McKeown is the president and CEO of the Perseus Book Group. PW met with him in his Park Avenue office recently to discuss Business: The Ultimate Resource.
PW: How did the project originate?
JM: I had a conversation with Nigel Newton, Bloomsbury UK's chairman, during Frankfurt '97. We struck upon the idea of business as a field that was ripe for this kind of compendium. Over the last 20 years, there has been this avalanche of business writing and thinking. There's no way to cut through all the information out there, particularly if you need to quickly make a decision or get up to speed on an issue with which you've never had any real experience. It was the combination of the need of the user, the availability of the information and the zeitgeist at the end of the 20th century that said that business had attained a level of intellectual respectability that it didn't have a generation before. Put all of these pieces together and the result was a general trade book that goes beyond the standard reference book to be a filter to decision makers. We were really trying to pack a million dollars worth of consulting into a $59.95 package.
PW: How did you organize the effort to produce such a book?
JM: My approach to these kinds of mega-projects has always been to assemble a taskforce that draws the best people from within an organization, regardless of their title or imprint—that, and the concept of a decentralized editorial model, which is a worldwide network of contributors, with specialist editors for each section. Overarching that there's the intellectual "brain" of the project, a board of consulting editors who weren't affiliated with the project in any commercial way, who cared about it as an intellectual endeavor.
PW: When you embarked on this project four years ago, the economy was quite different.
JM: Clearly, business has been rocked by the downturn of the last year and a half. We are mindful of the risk of publishing in this environment, but the book also represents an opportunity to reinvigorate the category.
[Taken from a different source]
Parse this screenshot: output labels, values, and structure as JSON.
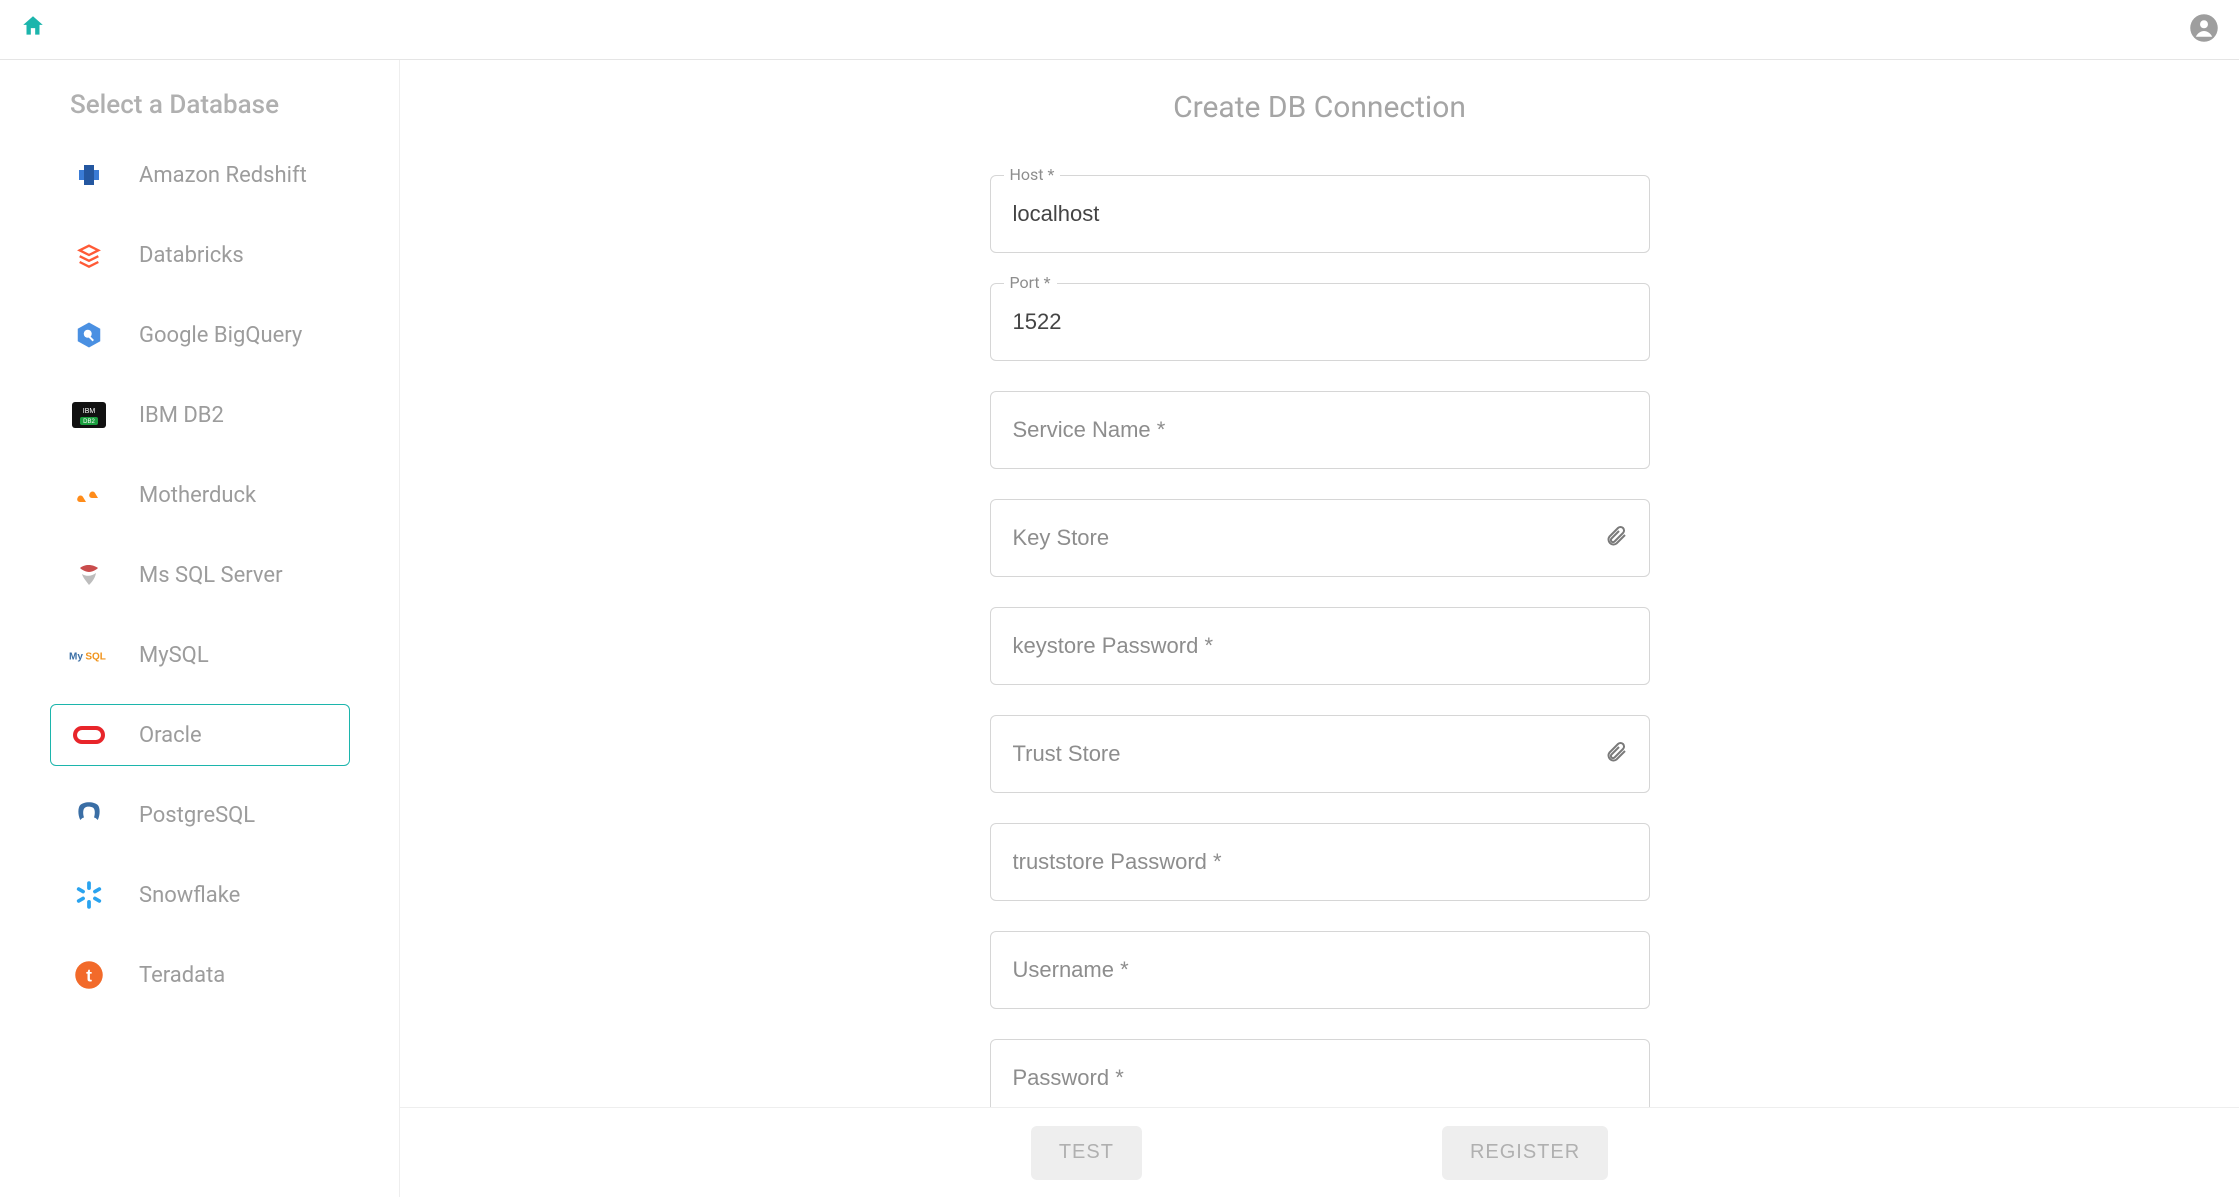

We're pleased that booksellers are using opportunities—particularly one feature of the book, which is the best 70 business books of all time—to create theme tables, with our book as the centerpiece, to promote the whole category of business.
PW: Who will use this book?
JM: A senior manager, a CEO, a middle manager, somebody running a start-up, somebody in the nonprofit sector who wants to impose profit-level discipline on their organization, somebody who's just starting out on a career, people running library systems... or anybody who's just curious about the ideas, context and chronology of business. If I had had something like this when I was an MBA, it would have been an enormous lever for higher efficiency and productivity.
PW: What's your marketing approach?
JM: There were two ways we could have gone. The traditional route would have been to look toward a practitioner—a CEO, someone of real stature in the business community—who would become the spokesperson. Or we could go the other way, and look for someone who represented the kind of "wisdom factor." The perfect match-up was Daniel Goleman.
PW: How do you think the publication of Business will change the industry's perception of Perseus as a business book publisher?
JM: I hope it helps people see us as an innovator and not just a follower. New business models might emerge from this, including custom publishing opportunities. Yes, it's a traditional book, but it's much more than that in terms of the total publishing concept. In that respect, we hope the idea of innovation will actually have a practical application in terms of the flow of product, some traditional and some not traditional at all, into the marketplace. It'll mimic the fact that the market for business is much more geographically and institutionally diverse than we ever could imagine.